_Provided entries_:
--
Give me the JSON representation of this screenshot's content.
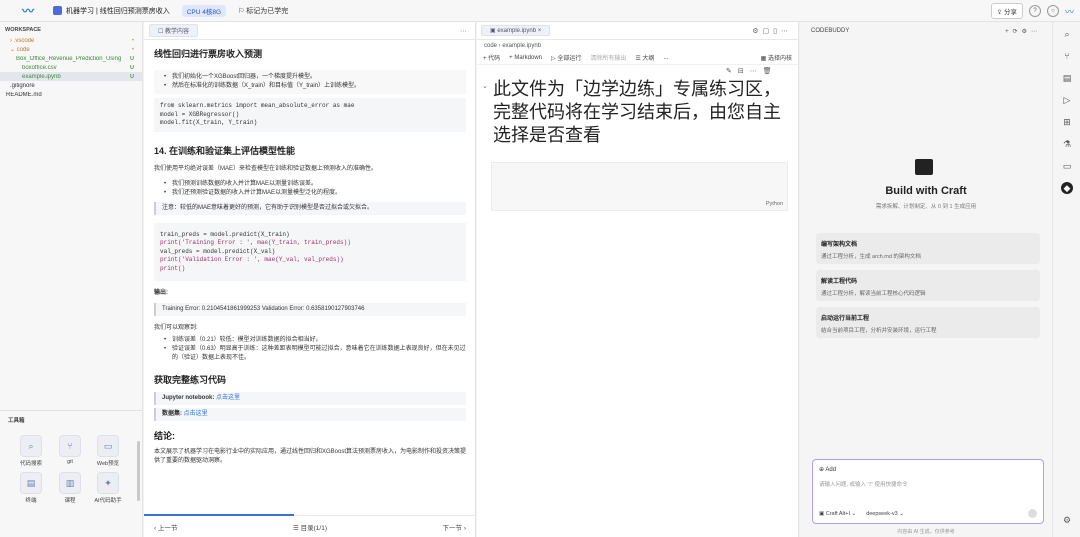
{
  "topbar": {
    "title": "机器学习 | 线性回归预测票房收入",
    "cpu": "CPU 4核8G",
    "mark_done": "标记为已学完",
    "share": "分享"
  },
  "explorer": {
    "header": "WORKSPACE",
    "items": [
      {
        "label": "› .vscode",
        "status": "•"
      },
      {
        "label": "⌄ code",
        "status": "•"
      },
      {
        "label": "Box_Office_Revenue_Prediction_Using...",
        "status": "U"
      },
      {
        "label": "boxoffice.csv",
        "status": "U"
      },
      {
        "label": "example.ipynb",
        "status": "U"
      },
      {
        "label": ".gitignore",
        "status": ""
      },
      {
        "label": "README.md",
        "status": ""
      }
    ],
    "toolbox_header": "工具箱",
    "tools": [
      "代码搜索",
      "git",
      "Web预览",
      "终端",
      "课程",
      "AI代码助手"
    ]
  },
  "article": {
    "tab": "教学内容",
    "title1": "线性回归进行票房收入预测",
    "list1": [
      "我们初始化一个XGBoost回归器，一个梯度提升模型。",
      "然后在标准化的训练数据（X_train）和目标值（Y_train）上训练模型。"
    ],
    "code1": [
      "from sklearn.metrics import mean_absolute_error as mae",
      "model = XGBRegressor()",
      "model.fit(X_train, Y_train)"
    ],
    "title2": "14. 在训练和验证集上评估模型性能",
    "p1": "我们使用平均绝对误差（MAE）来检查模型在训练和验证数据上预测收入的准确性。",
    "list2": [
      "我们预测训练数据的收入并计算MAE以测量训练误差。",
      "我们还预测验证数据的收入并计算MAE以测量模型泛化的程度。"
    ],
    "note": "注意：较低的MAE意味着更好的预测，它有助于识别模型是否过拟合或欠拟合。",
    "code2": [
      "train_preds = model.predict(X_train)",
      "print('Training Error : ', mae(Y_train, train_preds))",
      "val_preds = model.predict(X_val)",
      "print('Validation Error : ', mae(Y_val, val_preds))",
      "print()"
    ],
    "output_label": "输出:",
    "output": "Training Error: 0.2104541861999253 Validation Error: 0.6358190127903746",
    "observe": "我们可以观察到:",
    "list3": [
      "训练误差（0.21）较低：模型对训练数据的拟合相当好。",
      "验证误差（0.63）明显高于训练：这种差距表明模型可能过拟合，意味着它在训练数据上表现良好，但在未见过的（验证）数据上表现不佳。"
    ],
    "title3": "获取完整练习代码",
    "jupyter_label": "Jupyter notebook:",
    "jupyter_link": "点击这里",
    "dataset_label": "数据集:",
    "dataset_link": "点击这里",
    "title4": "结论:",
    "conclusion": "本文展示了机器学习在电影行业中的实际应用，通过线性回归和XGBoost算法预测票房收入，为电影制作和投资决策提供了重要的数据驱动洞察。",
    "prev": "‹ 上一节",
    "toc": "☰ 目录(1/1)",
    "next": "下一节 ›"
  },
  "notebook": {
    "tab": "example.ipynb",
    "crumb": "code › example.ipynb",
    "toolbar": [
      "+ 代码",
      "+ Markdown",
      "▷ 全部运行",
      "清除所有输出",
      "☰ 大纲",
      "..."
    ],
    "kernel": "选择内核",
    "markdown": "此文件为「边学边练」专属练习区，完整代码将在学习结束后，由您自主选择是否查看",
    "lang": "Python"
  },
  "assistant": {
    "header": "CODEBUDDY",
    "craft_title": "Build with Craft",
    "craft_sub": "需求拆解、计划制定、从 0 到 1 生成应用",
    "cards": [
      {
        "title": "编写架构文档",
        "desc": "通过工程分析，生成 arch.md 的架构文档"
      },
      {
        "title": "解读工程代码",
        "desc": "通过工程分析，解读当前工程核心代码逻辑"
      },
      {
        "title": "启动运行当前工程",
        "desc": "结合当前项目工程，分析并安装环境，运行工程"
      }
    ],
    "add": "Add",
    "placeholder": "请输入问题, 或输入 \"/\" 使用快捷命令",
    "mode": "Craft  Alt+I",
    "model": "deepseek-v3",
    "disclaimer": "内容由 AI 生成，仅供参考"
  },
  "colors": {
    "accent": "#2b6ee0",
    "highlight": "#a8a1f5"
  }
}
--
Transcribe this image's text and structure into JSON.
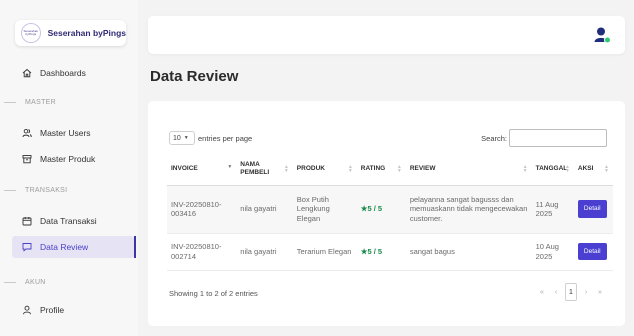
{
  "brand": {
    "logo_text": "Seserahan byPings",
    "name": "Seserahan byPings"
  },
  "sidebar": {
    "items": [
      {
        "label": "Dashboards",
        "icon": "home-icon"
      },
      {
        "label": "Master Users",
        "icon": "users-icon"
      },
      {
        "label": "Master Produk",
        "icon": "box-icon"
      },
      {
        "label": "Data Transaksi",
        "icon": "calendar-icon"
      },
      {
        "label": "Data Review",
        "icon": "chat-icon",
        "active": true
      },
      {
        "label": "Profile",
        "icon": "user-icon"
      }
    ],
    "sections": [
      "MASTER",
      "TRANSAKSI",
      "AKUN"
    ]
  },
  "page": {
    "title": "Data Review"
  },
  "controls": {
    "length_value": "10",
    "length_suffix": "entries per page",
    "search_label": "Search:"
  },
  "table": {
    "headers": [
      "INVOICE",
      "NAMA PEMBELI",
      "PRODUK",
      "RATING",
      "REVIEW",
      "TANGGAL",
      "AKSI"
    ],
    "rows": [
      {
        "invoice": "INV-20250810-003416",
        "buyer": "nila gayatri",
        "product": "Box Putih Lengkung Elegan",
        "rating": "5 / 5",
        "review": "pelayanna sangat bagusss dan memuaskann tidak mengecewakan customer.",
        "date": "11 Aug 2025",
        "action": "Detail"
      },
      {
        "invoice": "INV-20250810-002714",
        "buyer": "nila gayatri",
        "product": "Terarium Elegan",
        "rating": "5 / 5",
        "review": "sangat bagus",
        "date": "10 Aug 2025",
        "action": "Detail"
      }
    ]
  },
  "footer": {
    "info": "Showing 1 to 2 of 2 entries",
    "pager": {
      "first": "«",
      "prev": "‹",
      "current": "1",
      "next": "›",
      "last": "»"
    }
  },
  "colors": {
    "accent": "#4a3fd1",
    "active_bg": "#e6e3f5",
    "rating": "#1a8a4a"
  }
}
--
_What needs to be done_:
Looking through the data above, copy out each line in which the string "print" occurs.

_Response area_:
      "print('Training Error : ', mae(Y_train, train_preds))",
      "print('Validation Error : ', mae(Y_val, val_preds))",
      "print()"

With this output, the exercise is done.